Expecting mothers are typically offered ultrasound techniques to help monitor the growth and overall health of their baby. For instance, ultrasounds may be able to identify if the baby is suffering from some sort of physical deformity, such as an underdeveloped brain or improper functioning of the heart.
It may also be used to help determine the baby’s position, which would in turn impact the delivery method. At the end of the day, an ultrasound is designed to help protect both baby and mother.
But many expecting mothers may wonder if ultrasounds are safe for themselves and for their unborn babies.
Can Ultrasounds Negatively Affect the Baby?
A certain amount of heat is generated during a high resolution ultrasound, which is then absorbed by the belly that’s being scanned. For pregnancy-related ultrasounds, very little heat is generated, which means ultrasounds are very safe for both mother and baby.
The type of routine scanning that’s used to get 2-D images of the baby uses low-intensity ultrasound that’s spread out over a large surface area. In addition, any movement from the baby and the fluid that he’s in helps to disperse any heat.
A vaginal ultrasound might emit a bit more heat a little faster compared to scans through the tummy since the vaginal probe is warmed up by the mother’s body. However, the probe would need to be left inside the body for a long time for there to be any real danger from an increase in temperature.
Sonographers Know How Much Heat is Being Produced
Ultrasound machines are very sophisticated and can control the amount of heat that is being generated. These machines have a thermal index that is displayed on the screen, giving the sonographer a rough guide as to how much heat might be generated after prolonged exposure.
Most ultrasounds feature a very low thermal index and may be used with no time limit.
Ultrasounds Should Only Be Performed by Professionals
Ultrasounds that expecting mothers receive are only performed by those who have been fully trained with this type of practice. Educated staff are highly knowledgeable about how to perform ultrasounds safely, and are trained in using low levels of ultrasound as necessary.

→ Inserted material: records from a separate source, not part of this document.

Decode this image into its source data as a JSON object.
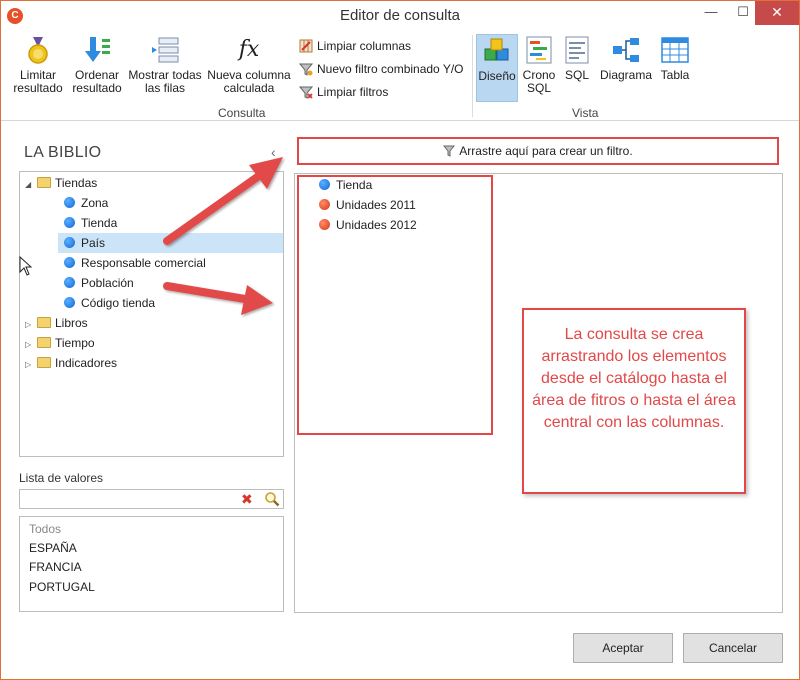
{
  "window": {
    "title": "Editor de consulta",
    "app_icon_letter": "C",
    "minimize_glyph": "—",
    "maximize_glyph": "☐",
    "close_glyph": "✕"
  },
  "ribbon": {
    "consulta_group": {
      "label": "Consulta",
      "buttons": [
        {
          "label_line1": "Limitar",
          "label_line2": "resultado",
          "icon": "medal-icon"
        },
        {
          "label_line1": "Ordenar",
          "label_line2": "resultado",
          "icon": "sort-arrow-icon"
        },
        {
          "label_line1": "Mostrar todas",
          "label_line2": "las filas",
          "icon": "show-rows-icon"
        },
        {
          "label_line1": "Nueva columna",
          "label_line2": "calculada",
          "icon": "function-icon"
        }
      ],
      "function_glyph": "fx",
      "small_commands": [
        {
          "label": "Limpiar columnas",
          "icon": "clear-columns-icon"
        },
        {
          "label": "Nuevo filtro combinado Y/O",
          "icon": "funnel-icon"
        },
        {
          "label": "Limpiar filtros",
          "icon": "clear-filter-icon"
        }
      ]
    },
    "vista_group": {
      "label": "Vista",
      "buttons": [
        {
          "label_line1": "Diseño",
          "label_line2": "",
          "icon": "cubes-icon",
          "active": true
        },
        {
          "label_line1": "Crono",
          "label_line2": "SQL",
          "icon": "chrono-sql-icon"
        },
        {
          "label_line1": "SQL",
          "label_line2": "",
          "icon": "sql-icon"
        },
        {
          "label_line1": "Diagrama",
          "label_line2": "",
          "icon": "diagram-icon"
        },
        {
          "label_line1": "Tabla",
          "label_line2": "",
          "icon": "table-icon"
        }
      ]
    }
  },
  "catalog": {
    "title": "LA BIBLIO",
    "collapse_glyph": "‹",
    "tree": [
      {
        "label": "Tiendas",
        "type": "folder",
        "expanded": true,
        "expander": "◢"
      },
      {
        "label": "Zona",
        "type": "field"
      },
      {
        "label": "Tienda",
        "type": "field"
      },
      {
        "label": "País",
        "type": "field",
        "selected": true
      },
      {
        "label": "Responsable comercial",
        "type": "field"
      },
      {
        "label": "Población",
        "type": "field"
      },
      {
        "label": "Código tienda",
        "type": "field"
      },
      {
        "label": "Libros",
        "type": "folder",
        "expander": "▷"
      },
      {
        "label": "Tiempo",
        "type": "folder",
        "expander": "▷"
      },
      {
        "label": "Indicadores",
        "type": "folder",
        "expander": "▷"
      }
    ]
  },
  "values": {
    "label": "Lista de valores",
    "input_value": "",
    "clear_glyph": "✖",
    "items": [
      "Todos",
      "ESPAÑA",
      "FRANCIA",
      "PORTUGAL"
    ]
  },
  "filter_area": {
    "hint": "Arrastre aquí para crear un filtro."
  },
  "columns": [
    {
      "label": "Tienda",
      "color": "blue"
    },
    {
      "label": "Unidades 2011",
      "color": "red"
    },
    {
      "label": "Unidades 2012",
      "color": "red"
    }
  ],
  "callout": {
    "text": "La consulta se crea arrastrando los elementos desde el catálogo hasta el área de fitros o hasta el área central con las columnas."
  },
  "footer": {
    "ok_label": "Aceptar",
    "cancel_label": "Cancelar"
  },
  "colors": {
    "annotation_red": "#e24848",
    "selection_blue": "#cce4f7",
    "active_view": "#b9d7f0"
  }
}
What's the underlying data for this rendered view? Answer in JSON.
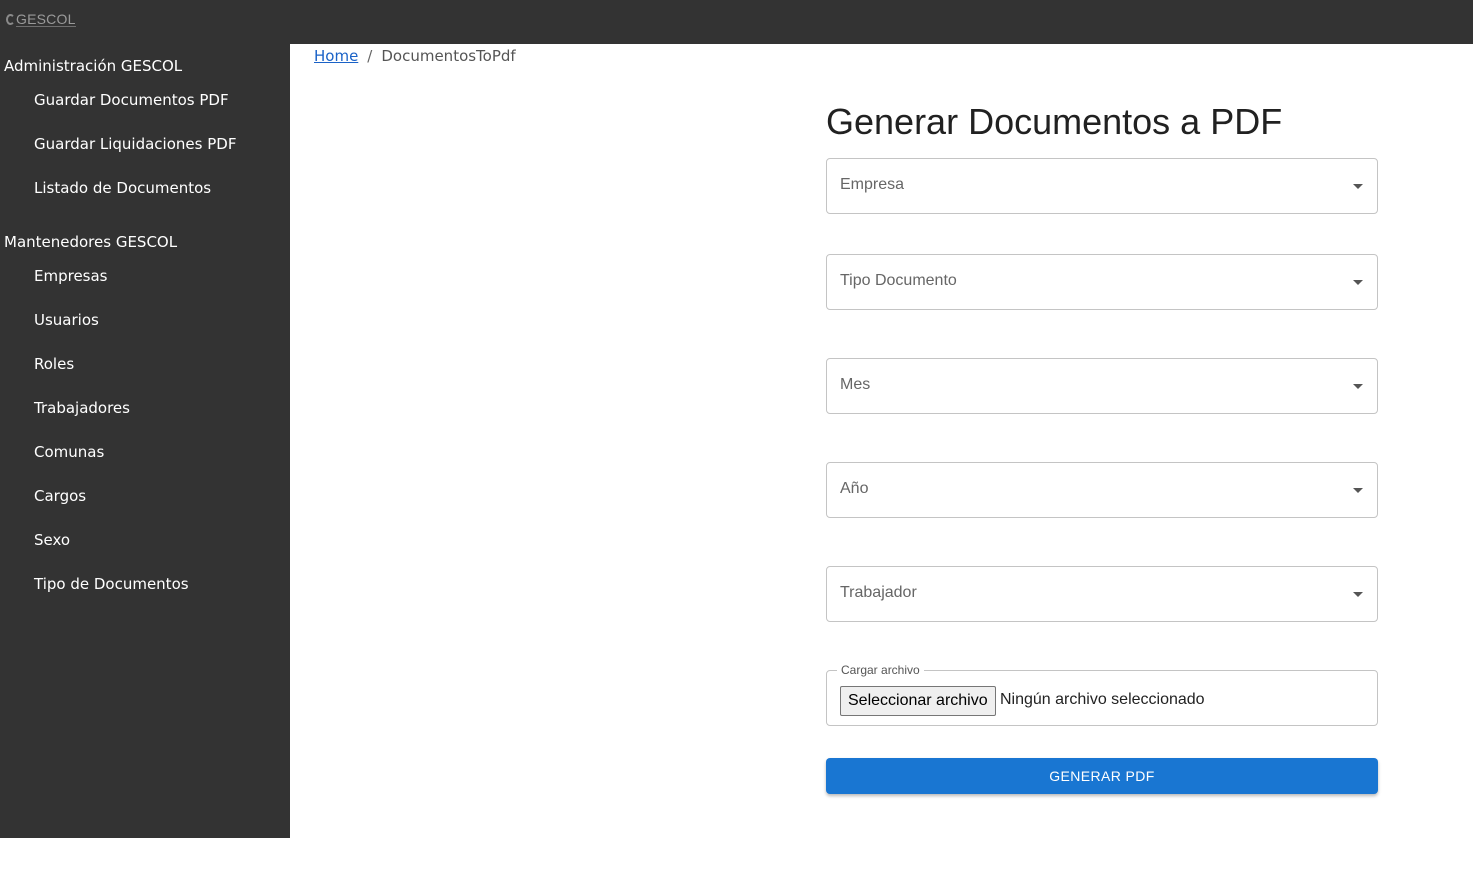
{
  "app": {
    "logo_text": "GESCOL"
  },
  "sidebar": {
    "sections": [
      {
        "title": "Administración GESCOL",
        "items": [
          "Guardar Documentos PDF",
          "Guardar Liquidaciones PDF",
          "Listado de Documentos"
        ]
      },
      {
        "title": "Mantenedores GESCOL",
        "items": [
          "Empresas",
          "Usuarios",
          "Roles",
          "Trabajadores",
          "Comunas",
          "Cargos",
          "Sexo",
          "Tipo de Documentos"
        ]
      }
    ]
  },
  "breadcrumb": {
    "home": "Home",
    "separator": "/",
    "current": "DocumentosToPdf"
  },
  "form": {
    "title": "Generar Documentos a PDF",
    "fields": [
      "Empresa",
      "Tipo Documento",
      "Mes",
      "Año",
      "Trabajador"
    ],
    "upload": {
      "label": "Cargar archivo",
      "button": "Seleccionar archivo",
      "status": "Ningún archivo seleccionado"
    },
    "submit": "GENERAR PDF"
  },
  "colors": {
    "sidebar_bg": "#333333",
    "primary": "#1976d2",
    "link": "#1a62c7"
  }
}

Most physicians agree that it’s highly unlikely that ultrasounds are harmful, and that the pros of ultrasounds in keeping tabs on pregnancies far outweigh any possible risks.